> [INPUT DATA]:
□ □ □ □ □ □ □

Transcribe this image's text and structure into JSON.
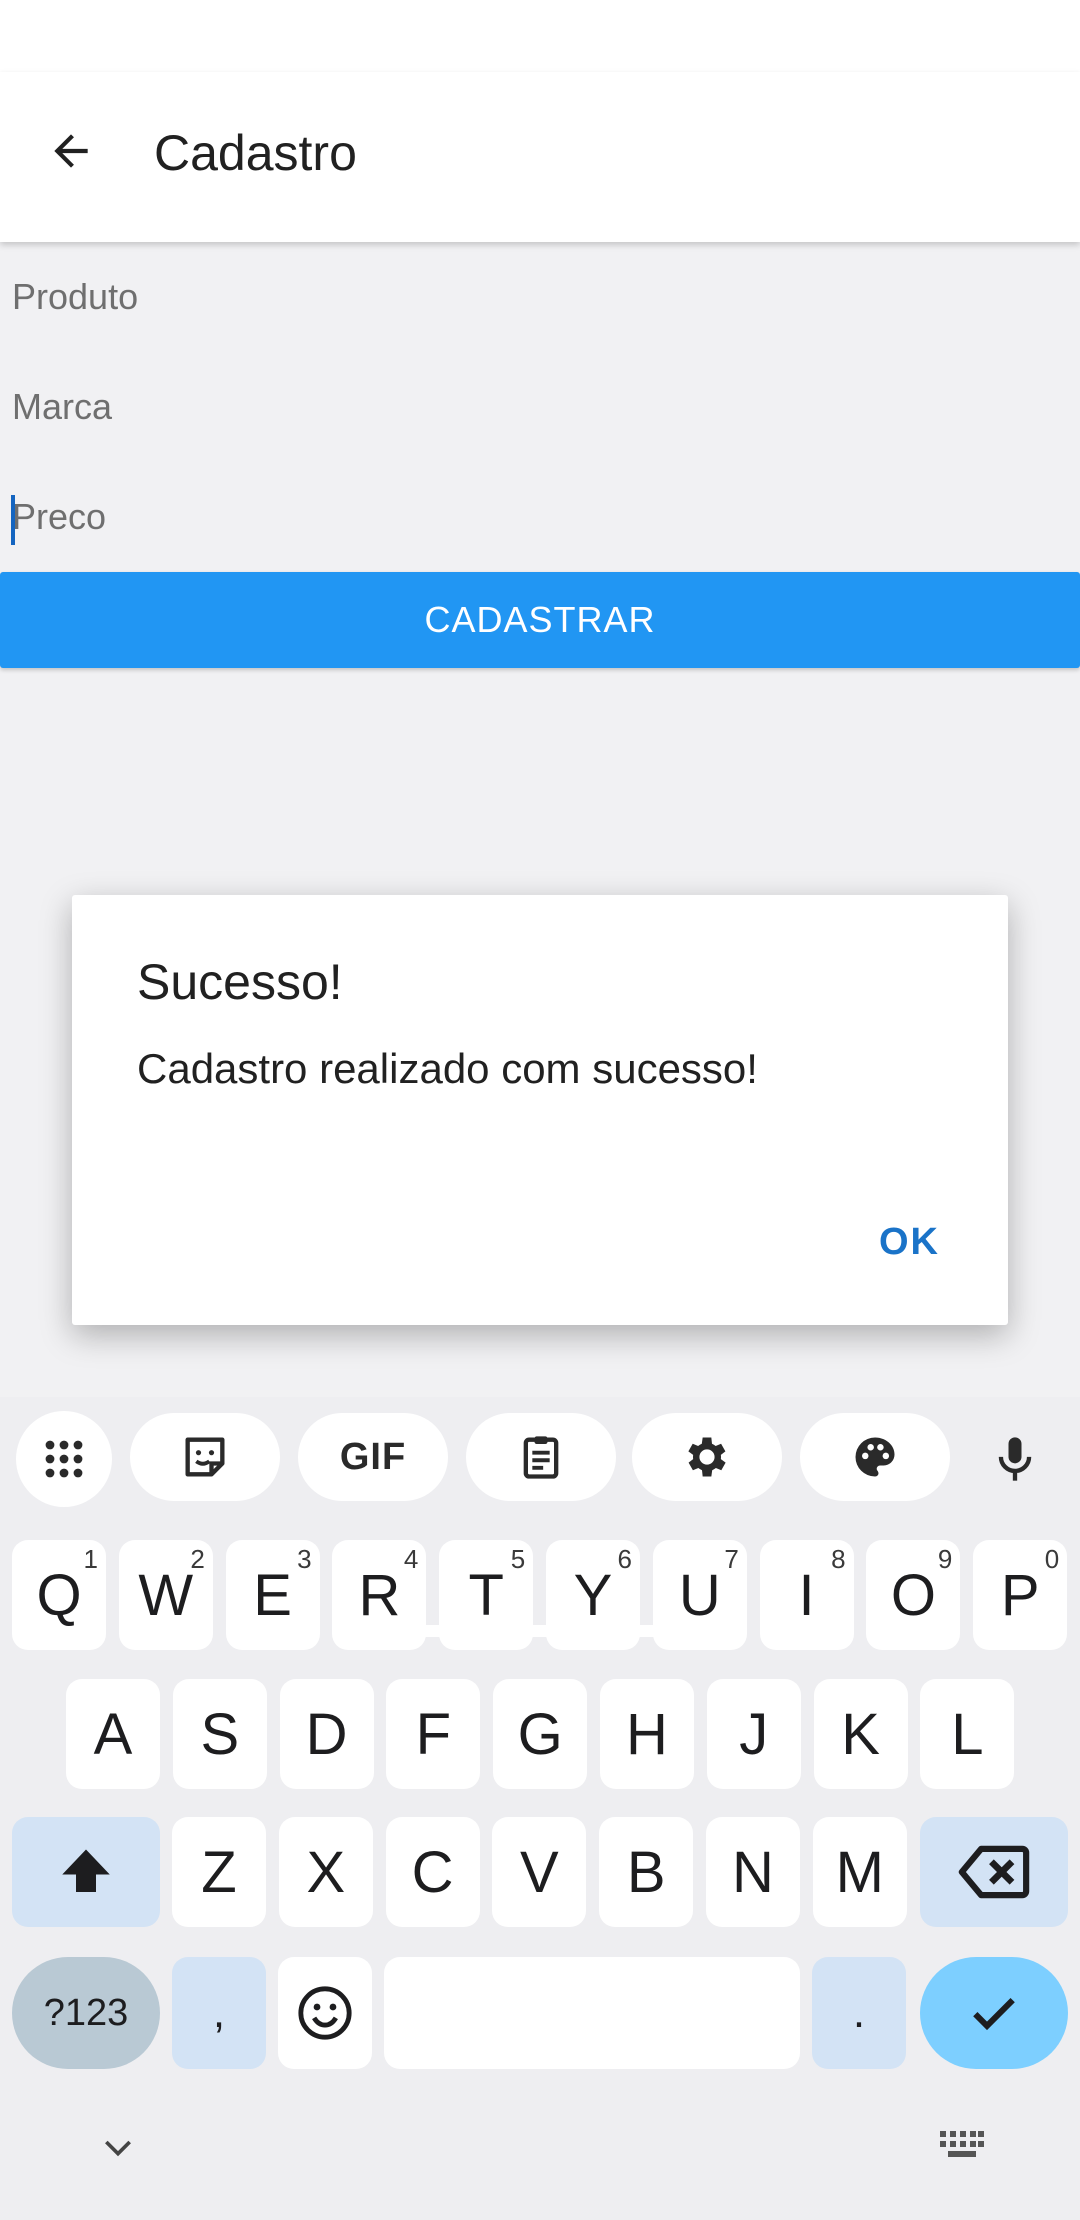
{
  "app_bar": {
    "title": "Cadastro",
    "back_icon": "arrow-back-icon"
  },
  "form": {
    "produto_placeholder": "Produto",
    "marca_placeholder": "Marca",
    "preco_placeholder": "Preco",
    "submit_label": "CADASTRAR",
    "accent_color": "#2196f3"
  },
  "dialog": {
    "title": "Sucesso!",
    "message": "Cadastro realizado com sucesso!",
    "ok_label": "OK"
  },
  "keyboard": {
    "toolbar": [
      "apps-grid-icon",
      "sticker-icon",
      "GIF",
      "clipboard-icon",
      "settings-gear-icon",
      "palette-icon",
      "microphone-icon"
    ],
    "row1": [
      {
        "k": "Q",
        "h": "1"
      },
      {
        "k": "W",
        "h": "2"
      },
      {
        "k": "E",
        "h": "3"
      },
      {
        "k": "R",
        "h": "4"
      },
      {
        "k": "T",
        "h": "5"
      },
      {
        "k": "Y",
        "h": "6"
      },
      {
        "k": "U",
        "h": "7"
      },
      {
        "k": "I",
        "h": "8"
      },
      {
        "k": "O",
        "h": "9"
      },
      {
        "k": "P",
        "h": "0"
      }
    ],
    "row2": [
      "A",
      "S",
      "D",
      "F",
      "G",
      "H",
      "J",
      "K",
      "L"
    ],
    "row3": [
      "Z",
      "X",
      "C",
      "V",
      "B",
      "N",
      "M"
    ],
    "symbols_label": "?123",
    "comma_label": ",",
    "period_label": ".",
    "gif_label": "GIF"
  }
}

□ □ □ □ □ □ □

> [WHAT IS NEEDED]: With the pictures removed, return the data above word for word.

> [SOLUTION FOR THIS EXERCISE]:
Transcribe this image's text and structure into JSON.
{
  "app_bar": {
    "title": "Cadastro",
    "back_icon": "arrow-back-icon"
  },
  "form": {
    "produto_placeholder": "Produto",
    "marca_placeholder": "Marca",
    "preco_placeholder": "Preco",
    "submit_label": "CADASTRAR",
    "accent_color": "#2196f3"
  },
  "dialog": {
    "title": "Sucesso!",
    "message": "Cadastro realizado com sucesso!",
    "ok_label": "OK"
  },
  "keyboard": {
    "toolbar": [
      "apps-grid-icon",
      "sticker-icon",
      "GIF",
      "clipboard-icon",
      "settings-gear-icon",
      "palette-icon",
      "microphone-icon"
    ],
    "row1": [
      {
        "k": "Q",
        "h": "1"
      },
      {
        "k": "W",
        "h": "2"
      },
      {
        "k": "E",
        "h": "3"
      },
      {
        "k": "R",
        "h": "4"
      },
      {
        "k": "T",
        "h": "5"
      },
      {
        "k": "Y",
        "h": "6"
      },
      {
        "k": "U",
        "h": "7"
      },
      {
        "k": "I",
        "h": "8"
      },
      {
        "k": "O",
        "h": "9"
      },
      {
        "k": "P",
        "h": "0"
      }
    ],
    "row2": [
      "A",
      "S",
      "D",
      "F",
      "G",
      "H",
      "J",
      "K",
      "L"
    ],
    "row3": [
      "Z",
      "X",
      "C",
      "V",
      "B",
      "N",
      "M"
    ],
    "symbols_label": "?123",
    "comma_label": ",",
    "period_label": ".",
    "gif_label": "GIF"
  }
}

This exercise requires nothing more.